The French Exit by Elisa Gabbert
Birds LLC, 2012; 69 pp
Reviewed by Vladislav Fredrick


The French Exit is an aptly named collection, its poems snapshot memories of Gabbert’s life carrying more feeling than a freshly developed Polaroid. Gabbert’s work digs into matters of human concern, shows readers the trains of worry they are so often wont to ride. These fantastically lensed photos of humanity are presented with a harmony that preserves consistent narrative flow while allowing for variance in both style and form. The frank tone of Gabbert’s poetry is often coupled with a sense of appreciation for the ironic, a certain tongue-in-cheek approach to tasting the world, as can be felt in the following excerpt from “Poem with attempted suicide and/or autoerotic asphyxiation”:

When the boredom hits,
I hit the boredom

like a glass door. Oh my god,
what am I for? I would throw

a game of solitaire;
I would throw myself

off the trail.
But for the railing, 

I’m this close
to deforestation porn--

Paired lines are a favored form of delivery within The French Exit, and Gabbert delivers them with brevity and punch, often splitting apart actions in order to propel readers forward from stanza to stanza. The frequent employment of the “I,” the first-person narrative, is the final spark of light that ignites the Polaroid, that allows these snapshots of humanity to develop and to be felt as real and whole through Gabbert’s eyes.

Camera Obscura

Candelabra on the wainscotting, hairline fracture
on the ceiling. An ancient stereopticon

leaves dust rings around my eyes. This tiny room
cannot contain my desire. My desire

flaps and beats against the walls
like an idiot bird trapped inside the flute

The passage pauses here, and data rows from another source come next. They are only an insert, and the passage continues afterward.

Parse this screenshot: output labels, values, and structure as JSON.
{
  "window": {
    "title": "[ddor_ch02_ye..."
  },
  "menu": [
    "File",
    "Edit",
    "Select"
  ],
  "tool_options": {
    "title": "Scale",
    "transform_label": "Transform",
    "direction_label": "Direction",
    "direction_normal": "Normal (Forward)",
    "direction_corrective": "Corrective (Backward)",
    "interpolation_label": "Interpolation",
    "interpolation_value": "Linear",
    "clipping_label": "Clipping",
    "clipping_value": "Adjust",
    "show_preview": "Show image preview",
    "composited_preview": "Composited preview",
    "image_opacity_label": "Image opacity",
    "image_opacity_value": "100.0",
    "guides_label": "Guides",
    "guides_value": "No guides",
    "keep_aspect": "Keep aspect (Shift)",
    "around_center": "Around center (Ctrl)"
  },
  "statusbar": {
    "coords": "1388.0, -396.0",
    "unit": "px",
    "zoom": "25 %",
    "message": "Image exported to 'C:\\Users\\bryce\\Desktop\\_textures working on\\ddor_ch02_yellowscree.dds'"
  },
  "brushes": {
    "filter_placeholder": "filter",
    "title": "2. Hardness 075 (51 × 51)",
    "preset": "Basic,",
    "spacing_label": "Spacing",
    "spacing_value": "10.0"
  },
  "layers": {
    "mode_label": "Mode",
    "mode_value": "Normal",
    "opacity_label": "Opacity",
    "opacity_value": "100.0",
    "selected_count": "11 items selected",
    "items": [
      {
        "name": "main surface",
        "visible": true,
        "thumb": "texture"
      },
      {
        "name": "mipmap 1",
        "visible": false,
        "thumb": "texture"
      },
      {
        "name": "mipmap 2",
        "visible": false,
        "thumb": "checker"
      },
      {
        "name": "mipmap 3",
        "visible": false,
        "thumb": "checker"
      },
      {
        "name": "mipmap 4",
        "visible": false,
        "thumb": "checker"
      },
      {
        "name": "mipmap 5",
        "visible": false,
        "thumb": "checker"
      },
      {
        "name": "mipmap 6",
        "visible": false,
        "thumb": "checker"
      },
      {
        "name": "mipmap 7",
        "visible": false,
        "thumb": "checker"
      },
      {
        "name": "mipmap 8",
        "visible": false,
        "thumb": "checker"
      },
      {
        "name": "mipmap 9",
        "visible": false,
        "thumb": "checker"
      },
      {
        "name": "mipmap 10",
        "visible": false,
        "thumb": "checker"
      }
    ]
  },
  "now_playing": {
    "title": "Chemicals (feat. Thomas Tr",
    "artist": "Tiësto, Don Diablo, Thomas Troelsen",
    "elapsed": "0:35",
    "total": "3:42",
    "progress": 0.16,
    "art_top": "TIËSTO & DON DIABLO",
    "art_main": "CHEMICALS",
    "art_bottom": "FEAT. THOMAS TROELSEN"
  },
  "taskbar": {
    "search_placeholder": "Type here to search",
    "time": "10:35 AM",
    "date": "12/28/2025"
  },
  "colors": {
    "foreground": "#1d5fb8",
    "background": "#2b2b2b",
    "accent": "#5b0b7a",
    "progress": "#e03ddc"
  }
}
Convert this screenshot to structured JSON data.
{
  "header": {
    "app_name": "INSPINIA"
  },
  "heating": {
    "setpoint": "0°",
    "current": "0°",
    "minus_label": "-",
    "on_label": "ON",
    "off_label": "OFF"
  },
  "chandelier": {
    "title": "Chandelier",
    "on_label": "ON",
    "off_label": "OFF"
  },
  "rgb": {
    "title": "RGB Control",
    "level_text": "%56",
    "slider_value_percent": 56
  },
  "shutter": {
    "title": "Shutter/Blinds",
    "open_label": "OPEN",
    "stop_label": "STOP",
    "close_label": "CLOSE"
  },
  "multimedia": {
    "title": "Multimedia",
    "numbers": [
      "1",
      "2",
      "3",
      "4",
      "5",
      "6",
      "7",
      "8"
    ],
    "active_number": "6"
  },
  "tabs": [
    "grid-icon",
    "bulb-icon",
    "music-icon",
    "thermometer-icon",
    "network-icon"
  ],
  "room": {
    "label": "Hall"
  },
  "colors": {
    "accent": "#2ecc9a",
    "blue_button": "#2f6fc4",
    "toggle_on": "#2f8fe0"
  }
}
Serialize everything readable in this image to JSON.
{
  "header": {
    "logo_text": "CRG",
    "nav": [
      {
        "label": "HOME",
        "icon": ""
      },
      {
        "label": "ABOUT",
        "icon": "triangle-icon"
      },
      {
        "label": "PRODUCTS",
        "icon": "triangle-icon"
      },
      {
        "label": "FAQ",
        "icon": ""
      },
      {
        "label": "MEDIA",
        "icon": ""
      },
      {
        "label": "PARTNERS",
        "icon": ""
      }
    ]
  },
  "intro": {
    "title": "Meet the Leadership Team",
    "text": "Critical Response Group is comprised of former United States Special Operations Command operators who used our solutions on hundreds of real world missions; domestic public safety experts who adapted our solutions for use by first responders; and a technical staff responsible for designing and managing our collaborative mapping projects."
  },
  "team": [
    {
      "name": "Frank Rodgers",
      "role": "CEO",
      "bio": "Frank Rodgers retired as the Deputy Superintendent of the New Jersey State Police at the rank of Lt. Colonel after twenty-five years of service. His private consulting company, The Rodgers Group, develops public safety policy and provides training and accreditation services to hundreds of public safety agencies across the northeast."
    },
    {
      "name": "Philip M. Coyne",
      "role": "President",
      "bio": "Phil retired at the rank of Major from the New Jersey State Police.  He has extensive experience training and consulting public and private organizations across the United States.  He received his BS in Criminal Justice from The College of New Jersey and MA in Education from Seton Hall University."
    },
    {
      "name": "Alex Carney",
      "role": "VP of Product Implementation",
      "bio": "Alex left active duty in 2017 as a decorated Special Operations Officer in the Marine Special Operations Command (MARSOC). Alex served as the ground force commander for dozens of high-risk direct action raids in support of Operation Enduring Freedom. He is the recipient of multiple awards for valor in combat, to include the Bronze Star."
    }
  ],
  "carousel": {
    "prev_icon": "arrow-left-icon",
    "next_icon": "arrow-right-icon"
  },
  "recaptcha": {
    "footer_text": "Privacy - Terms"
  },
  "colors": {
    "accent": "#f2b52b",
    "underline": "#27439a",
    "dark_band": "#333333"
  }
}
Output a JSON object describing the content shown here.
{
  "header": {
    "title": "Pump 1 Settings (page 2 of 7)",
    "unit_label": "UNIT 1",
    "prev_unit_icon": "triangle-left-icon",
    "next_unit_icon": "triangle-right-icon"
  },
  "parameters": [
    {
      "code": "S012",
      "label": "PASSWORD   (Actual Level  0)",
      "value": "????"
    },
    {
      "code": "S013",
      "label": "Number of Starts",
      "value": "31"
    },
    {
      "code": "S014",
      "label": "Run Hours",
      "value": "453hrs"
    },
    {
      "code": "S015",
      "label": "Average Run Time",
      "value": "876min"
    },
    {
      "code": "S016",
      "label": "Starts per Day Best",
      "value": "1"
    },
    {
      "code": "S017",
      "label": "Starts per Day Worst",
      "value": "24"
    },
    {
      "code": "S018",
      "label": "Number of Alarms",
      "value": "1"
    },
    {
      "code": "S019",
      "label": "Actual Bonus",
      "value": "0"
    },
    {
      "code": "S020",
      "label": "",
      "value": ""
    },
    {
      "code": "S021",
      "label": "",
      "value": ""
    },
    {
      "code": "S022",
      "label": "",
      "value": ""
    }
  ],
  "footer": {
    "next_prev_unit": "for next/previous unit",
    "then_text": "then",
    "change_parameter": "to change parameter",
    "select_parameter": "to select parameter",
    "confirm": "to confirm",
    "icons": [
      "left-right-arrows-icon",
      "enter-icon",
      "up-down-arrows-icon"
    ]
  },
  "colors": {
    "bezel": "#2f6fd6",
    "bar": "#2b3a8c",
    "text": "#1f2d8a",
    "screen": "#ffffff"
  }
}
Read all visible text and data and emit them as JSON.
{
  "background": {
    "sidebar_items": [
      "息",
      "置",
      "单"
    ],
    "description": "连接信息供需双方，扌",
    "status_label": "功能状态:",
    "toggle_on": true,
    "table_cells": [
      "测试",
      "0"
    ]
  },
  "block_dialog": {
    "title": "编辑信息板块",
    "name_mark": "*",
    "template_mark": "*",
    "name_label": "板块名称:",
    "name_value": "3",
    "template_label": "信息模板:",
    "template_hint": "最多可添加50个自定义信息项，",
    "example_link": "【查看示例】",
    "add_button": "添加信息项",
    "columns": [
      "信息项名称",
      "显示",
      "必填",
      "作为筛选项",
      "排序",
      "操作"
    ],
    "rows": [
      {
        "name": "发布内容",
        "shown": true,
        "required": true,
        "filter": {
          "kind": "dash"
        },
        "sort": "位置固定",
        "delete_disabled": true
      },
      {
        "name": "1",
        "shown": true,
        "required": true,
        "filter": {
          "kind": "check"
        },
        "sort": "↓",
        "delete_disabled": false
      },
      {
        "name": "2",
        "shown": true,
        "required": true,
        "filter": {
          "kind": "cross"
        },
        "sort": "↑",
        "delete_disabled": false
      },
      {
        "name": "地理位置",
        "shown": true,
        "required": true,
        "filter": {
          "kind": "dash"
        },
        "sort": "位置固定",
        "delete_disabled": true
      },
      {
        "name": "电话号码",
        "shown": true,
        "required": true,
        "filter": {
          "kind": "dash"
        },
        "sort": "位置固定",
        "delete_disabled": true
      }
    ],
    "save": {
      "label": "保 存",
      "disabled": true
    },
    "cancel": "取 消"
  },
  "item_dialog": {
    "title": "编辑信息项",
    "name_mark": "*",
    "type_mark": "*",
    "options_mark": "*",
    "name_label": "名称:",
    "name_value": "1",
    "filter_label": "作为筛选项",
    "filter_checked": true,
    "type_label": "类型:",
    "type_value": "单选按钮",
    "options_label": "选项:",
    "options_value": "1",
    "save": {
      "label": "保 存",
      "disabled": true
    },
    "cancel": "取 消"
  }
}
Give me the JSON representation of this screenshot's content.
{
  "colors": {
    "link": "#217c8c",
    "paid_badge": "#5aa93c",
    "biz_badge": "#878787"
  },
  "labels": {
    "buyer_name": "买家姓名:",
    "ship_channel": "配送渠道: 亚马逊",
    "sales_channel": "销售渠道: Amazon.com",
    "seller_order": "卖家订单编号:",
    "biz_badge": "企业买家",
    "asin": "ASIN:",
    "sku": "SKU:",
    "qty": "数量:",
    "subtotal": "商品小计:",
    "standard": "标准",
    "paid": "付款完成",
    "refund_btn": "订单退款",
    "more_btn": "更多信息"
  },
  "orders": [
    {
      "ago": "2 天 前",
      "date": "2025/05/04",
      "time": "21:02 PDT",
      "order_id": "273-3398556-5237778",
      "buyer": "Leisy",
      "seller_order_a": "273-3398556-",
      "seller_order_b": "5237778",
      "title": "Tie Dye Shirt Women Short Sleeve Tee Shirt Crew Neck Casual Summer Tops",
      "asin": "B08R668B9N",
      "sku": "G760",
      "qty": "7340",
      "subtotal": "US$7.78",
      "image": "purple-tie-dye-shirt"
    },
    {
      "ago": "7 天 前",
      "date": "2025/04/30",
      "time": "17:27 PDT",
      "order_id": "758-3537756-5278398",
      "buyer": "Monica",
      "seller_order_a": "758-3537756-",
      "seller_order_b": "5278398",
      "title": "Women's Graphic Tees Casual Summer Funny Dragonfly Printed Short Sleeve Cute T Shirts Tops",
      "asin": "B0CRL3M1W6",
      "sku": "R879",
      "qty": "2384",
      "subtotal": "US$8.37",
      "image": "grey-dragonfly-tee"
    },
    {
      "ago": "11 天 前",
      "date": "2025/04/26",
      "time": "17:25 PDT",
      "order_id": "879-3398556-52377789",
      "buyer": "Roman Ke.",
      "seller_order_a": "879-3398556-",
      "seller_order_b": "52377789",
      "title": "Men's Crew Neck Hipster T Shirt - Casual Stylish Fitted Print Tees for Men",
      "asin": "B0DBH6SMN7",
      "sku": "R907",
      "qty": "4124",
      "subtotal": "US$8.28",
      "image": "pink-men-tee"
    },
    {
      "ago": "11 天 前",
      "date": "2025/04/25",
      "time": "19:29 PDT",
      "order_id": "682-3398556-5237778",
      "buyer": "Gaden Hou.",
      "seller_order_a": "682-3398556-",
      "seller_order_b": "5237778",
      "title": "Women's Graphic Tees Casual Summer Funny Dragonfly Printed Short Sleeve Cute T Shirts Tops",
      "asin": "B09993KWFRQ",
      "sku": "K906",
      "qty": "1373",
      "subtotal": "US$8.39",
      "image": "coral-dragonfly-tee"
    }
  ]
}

The poems of The French Exit are like desire as it is expressed in the above excerpt of “Camera Obscura”: too large and loud to be contained by a room so small as the pages of a book, yet too wonderful to be allowed to escape unseen.